His mother’s reaction caused Shirel to go back into the closet. “I just wanted to finish high school with a certificate and have 12 years of schooling while having a roof over my head and not be thrown into the street,” he explains. “And this continued until I reached university. I saw the rainbow flag printed in an ad, and I was stunned. ‘What is it doing here ?!’ The University of Ariel is extremely religious: Settlers, Hassidic people… [the rainbow flag] was not something that was natural to me in that landscape. I made sure that no one saw me getting close enough to read. I thought ‘There are people from the community here, and I am far from home, and Mom will never know, and this is right near me.’ I was excited.”
I was really happy, but I was afraid that people would find out if I went to meetings, and if my friends knew, what would they think? How would they look at me? Could it somehow hurt my studies? I didn’t go to that meeting from fear. And every time I looked to see if there was another message about another meeting and I followed the reports. Once I decided I’d just go and look. I went to the building and saw the flag next to the class. I sat outside and debated about whether to enter. I had so many concerns. Someone passed by and asked me if I was going to the meeting. I said no. In retrospect it turns out that she was the meeting’s organizer. I sat outside and did not dare enter. The second time around I gained the courage and went in.”
How were the meetings?
“Usually there were no more than a few people. There were a lot of closeted people, and we talked about community issues, about acceptance, patience and tolerance towards the community and the LGBT groups, about coming out of the closet, religion, family. It helped me to accept myself and others, and to release all the brainwashing that I underwent, for example: that it was wrong, that it’s an illness, something that is against creation, against nature, and other negative and even worse things.
“In the three years I was in the LGBTQ brotherhood of Ariel, it was my safe space in which I could be who I am after years of silence, denial and self-hatred.
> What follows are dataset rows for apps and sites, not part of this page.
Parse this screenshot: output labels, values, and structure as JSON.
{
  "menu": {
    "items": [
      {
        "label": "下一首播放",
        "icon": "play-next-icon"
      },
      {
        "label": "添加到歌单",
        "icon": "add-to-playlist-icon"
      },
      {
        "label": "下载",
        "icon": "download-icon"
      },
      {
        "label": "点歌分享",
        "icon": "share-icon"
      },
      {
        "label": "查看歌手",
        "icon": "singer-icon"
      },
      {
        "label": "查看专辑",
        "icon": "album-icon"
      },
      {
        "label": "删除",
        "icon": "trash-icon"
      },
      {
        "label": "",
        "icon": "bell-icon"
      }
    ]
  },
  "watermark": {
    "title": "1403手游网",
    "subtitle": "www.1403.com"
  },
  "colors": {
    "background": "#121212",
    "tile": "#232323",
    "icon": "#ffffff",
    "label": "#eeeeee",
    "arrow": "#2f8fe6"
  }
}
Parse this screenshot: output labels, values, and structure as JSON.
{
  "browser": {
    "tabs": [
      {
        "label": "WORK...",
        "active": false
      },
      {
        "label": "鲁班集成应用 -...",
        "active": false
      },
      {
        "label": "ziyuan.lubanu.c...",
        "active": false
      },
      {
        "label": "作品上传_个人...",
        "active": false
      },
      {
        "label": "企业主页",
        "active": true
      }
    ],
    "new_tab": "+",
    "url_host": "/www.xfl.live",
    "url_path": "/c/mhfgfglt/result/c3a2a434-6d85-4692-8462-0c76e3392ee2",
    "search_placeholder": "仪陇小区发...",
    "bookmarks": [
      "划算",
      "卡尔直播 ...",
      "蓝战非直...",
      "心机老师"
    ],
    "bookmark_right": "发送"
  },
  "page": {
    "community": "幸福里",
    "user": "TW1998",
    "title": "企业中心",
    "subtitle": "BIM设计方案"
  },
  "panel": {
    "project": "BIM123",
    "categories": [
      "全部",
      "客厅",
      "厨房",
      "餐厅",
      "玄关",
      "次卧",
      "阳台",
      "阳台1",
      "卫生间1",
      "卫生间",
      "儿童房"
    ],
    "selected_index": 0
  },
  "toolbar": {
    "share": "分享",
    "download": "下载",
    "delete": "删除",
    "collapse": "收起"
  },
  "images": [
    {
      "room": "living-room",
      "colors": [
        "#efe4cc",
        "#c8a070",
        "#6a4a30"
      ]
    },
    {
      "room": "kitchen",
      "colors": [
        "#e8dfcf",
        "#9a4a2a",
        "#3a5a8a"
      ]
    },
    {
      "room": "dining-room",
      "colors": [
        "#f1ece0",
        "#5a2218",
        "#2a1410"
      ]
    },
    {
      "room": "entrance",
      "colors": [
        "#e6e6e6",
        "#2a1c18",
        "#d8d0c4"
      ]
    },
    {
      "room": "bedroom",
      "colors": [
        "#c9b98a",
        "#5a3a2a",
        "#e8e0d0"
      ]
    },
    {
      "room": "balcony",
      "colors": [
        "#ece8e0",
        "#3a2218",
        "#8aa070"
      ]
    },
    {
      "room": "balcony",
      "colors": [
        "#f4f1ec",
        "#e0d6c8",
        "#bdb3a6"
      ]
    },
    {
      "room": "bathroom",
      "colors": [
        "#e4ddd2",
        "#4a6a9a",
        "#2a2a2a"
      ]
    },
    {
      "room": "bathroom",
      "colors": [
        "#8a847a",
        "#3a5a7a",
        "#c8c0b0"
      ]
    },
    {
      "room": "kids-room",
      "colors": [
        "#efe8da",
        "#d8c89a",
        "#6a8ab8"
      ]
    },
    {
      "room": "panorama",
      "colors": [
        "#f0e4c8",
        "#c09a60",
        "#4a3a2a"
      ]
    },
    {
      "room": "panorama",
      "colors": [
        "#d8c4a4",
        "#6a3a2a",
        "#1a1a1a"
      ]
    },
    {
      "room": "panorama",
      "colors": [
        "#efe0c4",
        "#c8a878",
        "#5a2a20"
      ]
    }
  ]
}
The brotherhood helped me release the stigmas, connect to myself, love myself, make peace with the Creator and not give up my freedom. The organizers are very uplifting and strengthening, and give a sense of confidence and belonging. Although the group is very diverse, we were all connected.”